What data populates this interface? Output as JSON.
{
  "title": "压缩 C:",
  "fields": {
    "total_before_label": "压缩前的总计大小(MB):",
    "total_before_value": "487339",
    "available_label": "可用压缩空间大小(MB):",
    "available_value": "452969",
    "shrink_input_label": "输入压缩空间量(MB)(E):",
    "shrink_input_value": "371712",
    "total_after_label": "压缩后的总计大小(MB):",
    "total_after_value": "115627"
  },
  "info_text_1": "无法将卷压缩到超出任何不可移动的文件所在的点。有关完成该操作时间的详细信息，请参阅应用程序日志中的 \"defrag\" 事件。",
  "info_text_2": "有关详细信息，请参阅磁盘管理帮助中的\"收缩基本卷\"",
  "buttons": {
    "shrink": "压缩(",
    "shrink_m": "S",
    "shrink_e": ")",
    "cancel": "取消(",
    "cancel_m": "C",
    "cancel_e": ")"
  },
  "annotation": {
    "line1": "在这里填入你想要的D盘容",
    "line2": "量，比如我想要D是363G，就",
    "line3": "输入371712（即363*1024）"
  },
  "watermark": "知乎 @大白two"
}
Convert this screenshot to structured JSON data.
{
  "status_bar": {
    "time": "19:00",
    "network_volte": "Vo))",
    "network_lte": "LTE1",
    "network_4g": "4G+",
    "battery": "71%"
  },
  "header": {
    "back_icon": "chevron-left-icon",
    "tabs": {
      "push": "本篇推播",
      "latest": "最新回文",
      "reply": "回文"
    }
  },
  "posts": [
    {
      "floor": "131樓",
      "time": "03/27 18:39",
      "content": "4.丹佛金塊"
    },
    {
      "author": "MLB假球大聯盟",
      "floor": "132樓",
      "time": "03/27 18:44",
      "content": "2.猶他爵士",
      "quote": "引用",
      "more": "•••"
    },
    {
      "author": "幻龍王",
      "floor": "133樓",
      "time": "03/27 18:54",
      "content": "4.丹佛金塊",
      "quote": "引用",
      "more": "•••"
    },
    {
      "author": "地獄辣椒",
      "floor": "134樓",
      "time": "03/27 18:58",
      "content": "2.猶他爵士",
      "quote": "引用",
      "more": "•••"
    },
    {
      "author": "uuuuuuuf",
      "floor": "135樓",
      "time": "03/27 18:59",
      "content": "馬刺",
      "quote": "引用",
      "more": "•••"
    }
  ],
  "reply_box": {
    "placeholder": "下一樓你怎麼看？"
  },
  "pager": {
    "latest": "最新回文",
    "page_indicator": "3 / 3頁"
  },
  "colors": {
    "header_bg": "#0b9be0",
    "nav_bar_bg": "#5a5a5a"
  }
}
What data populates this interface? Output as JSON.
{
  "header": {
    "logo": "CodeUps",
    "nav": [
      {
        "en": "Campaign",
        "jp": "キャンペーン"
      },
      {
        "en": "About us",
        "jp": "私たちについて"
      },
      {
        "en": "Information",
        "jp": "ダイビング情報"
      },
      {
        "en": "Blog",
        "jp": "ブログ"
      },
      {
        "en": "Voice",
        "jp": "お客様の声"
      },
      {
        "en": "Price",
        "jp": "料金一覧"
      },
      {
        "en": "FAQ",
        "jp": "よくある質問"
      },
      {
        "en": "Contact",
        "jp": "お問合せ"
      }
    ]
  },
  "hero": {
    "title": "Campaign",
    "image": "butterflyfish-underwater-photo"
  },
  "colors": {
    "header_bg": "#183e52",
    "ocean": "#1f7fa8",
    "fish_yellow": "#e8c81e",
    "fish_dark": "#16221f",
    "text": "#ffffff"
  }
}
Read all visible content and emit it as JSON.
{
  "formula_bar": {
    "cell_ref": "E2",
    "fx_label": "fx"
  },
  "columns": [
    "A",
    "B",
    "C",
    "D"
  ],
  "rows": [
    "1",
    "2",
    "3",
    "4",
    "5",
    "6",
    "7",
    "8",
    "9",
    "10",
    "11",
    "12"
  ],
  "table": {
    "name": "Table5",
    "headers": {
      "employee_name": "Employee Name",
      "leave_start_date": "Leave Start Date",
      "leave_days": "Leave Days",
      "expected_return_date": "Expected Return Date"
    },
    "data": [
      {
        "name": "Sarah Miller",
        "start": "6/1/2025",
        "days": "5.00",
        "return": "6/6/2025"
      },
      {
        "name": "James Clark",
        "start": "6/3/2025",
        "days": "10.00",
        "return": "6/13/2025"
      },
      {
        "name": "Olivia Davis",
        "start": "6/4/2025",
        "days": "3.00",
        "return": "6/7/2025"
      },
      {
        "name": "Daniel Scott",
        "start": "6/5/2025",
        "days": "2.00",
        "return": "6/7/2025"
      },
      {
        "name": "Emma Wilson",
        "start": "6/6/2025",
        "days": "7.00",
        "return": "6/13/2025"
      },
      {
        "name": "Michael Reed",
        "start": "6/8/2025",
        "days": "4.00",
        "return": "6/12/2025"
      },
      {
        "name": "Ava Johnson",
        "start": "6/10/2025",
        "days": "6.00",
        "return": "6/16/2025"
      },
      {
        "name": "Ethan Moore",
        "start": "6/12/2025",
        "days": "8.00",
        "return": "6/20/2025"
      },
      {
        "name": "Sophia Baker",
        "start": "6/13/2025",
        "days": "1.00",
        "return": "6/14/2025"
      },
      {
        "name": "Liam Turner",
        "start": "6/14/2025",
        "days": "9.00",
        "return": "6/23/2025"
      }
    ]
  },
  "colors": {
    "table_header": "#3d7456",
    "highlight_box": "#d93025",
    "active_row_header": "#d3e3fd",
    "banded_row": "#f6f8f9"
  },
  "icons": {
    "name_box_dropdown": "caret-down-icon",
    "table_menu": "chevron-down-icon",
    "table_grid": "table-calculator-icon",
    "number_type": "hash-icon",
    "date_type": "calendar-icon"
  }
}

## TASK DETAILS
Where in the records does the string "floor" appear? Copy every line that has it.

## SOLVED PROBLEM
      "floor": "131樓",
      "floor": "132樓",
      "floor": "133樓",
      "floor": "134樓",
      "floor": "135樓",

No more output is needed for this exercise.